Juneteenth is the oldest known nationally celebrated event commemorating the end of slavery in the United States. President Lincoln’s Emancipation Proclamation declared that, as of January 1, 1863, all slaves in states in rebellion against the Union “shall be then, thenceforward, and forever free.” However, it was not until June 19, 1865, two years later, when the U.S. Army took possession of Galveston Island in Texas and began a war against defenders of slavery, that the enslaved people in Galveston could begin their journey toward freedom.
Eastern Bank, ReVision Energy, People’s Bank, the University of New Hampshire, the Music Hall, McClane Middleton, and Centrus Digital are sponsoring this year’s celebration.
The Schedule of events is as follows:
Thursday, June 17, 10:00 a.m. – 2:30 p.m., cost $40.00. In a virtual workshop Finding Our Roots: Researching Black History & Genealogy, divided into four one-hour segments, five experts will offer techniques and resources for researching African American history and genealogy.
Friday, June 18, 7:30 p.m., cost TBA. In a live concert at the Music Hall, Portsmouth, N.H., Feeling Good: N’Kenge Celebrates African American Sopranos, N’Kenge will honor Nellie Brown Mitchell, Aretha Franklin, and other famous African American female singers who changed the trajectory of American music.
Saturday, June 19, 10:00 – 11:30 a.m., a free virtual panel discussion. In Art of the Story: Exploring How DNA Powers a Changing Narrative, three professionals will explore the role the new science is playing in presenting a more complete story of our country, the power of the story to aid in individual and collective healing, and the dangers inherent in the new science.

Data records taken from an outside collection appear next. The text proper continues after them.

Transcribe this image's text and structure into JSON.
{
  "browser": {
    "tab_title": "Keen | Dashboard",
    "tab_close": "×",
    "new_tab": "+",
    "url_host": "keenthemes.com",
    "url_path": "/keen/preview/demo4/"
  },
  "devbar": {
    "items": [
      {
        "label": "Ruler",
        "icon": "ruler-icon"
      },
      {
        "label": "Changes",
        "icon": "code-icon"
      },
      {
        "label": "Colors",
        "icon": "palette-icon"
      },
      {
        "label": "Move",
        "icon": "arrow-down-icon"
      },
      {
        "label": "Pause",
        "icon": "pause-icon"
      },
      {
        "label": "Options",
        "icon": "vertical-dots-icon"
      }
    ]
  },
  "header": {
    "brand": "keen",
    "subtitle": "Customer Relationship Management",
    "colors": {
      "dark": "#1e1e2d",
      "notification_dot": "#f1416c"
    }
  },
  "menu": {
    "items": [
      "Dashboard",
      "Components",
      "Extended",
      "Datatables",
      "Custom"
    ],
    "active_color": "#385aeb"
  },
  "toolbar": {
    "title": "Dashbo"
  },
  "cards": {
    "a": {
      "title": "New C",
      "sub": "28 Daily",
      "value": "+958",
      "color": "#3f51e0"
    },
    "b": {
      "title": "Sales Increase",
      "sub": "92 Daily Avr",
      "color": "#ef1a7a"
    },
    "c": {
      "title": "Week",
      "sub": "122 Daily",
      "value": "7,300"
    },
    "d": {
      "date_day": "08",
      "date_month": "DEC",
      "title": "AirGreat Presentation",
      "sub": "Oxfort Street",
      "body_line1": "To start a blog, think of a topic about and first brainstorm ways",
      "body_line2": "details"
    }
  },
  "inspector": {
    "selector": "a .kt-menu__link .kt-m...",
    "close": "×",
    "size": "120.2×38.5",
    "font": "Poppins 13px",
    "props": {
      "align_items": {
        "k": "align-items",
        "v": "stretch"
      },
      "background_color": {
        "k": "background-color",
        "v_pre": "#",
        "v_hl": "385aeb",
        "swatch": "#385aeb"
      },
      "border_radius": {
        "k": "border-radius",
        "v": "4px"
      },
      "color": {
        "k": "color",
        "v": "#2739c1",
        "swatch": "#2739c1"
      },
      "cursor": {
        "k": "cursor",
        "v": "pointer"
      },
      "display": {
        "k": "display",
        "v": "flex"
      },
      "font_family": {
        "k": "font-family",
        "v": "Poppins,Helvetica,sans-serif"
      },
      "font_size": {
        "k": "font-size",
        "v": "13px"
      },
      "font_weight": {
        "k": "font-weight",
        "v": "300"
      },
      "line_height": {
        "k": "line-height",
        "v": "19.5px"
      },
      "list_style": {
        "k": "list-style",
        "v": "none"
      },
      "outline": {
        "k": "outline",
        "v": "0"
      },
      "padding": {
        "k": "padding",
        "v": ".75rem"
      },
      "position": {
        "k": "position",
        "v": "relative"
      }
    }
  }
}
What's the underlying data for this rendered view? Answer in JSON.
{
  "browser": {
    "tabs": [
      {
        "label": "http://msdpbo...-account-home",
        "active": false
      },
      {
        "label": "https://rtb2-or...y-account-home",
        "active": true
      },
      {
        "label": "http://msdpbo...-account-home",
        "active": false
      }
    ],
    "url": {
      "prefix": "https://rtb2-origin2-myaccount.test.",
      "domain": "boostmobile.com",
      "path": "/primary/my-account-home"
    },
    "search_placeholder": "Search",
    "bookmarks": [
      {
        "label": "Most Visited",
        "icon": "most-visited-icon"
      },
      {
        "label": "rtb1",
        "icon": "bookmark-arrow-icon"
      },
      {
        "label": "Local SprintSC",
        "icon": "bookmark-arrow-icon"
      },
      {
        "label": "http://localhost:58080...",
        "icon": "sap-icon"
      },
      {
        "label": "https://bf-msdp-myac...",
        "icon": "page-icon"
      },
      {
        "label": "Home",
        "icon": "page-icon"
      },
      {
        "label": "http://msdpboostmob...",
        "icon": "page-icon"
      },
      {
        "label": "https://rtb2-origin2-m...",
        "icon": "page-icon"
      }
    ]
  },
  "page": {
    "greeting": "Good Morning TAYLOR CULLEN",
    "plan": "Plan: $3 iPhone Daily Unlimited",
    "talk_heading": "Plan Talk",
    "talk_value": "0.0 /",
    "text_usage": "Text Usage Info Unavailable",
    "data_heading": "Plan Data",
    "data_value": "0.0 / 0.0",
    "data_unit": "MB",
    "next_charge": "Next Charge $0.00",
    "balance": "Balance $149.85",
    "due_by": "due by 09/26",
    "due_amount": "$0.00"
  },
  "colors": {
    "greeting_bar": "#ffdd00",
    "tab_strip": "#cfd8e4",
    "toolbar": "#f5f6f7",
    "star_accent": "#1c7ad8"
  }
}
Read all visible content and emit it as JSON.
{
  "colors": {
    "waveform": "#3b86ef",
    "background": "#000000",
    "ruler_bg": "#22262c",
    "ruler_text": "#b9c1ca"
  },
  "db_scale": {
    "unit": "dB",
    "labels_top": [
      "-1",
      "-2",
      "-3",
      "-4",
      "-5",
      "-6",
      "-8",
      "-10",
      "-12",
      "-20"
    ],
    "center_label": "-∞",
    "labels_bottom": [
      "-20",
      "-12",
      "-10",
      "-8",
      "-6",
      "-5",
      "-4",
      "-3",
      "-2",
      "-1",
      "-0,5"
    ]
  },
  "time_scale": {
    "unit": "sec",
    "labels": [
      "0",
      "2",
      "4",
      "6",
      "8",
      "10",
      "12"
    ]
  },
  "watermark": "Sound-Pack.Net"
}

Saturday, June 19, 3:00 p.m, free and open to the public, live streamed on Zoom and Facebook from the Portsmouth African Burying Ground, Dance of the Ancestors: Ritual, Chants, Drumming & Movement. Chief Wande Abimbola, a Yoruba Babalowo and the Awise Awo Agbaye (Voice of Ifa in the World), Chief Oscar Mokeme from the Nmuo Society, and members from Akwaaba Ensemble will honor the ancestors through rituals, chants, and African drumming and dance.
For more information and to register for these programs, please visit the website: blackheritagetrailofnh.org.
Pining for Newsprint
Let’s see now…when was it…ah, yes: Friday, March 13, 2020. That was the last time we set those great cylinders in motion, peeling fresh, clean newsprint off that huge spinning roll, converting it into thousands of svelte, one-ounce packets of unfettered, non-fiction news.
Since then, 29 times, we’ve performed all the work necessary to print a newspaper—except print a newspaper; posting it online only, instead.
Next fortnight, once again, we will repeat that ritual…but….
The fortnight after that, we may return to print.
Note please, that cautious “may.” There are some arrangements still to be made. There are probably myriad details which we have not yet even considered.
Barring any unseen obstacles, though, it now seems possible—perhaps even likely—that we will resume printing this newspaper on Friday, June 4th.
In a fortnight we expect to be able to be more definitive.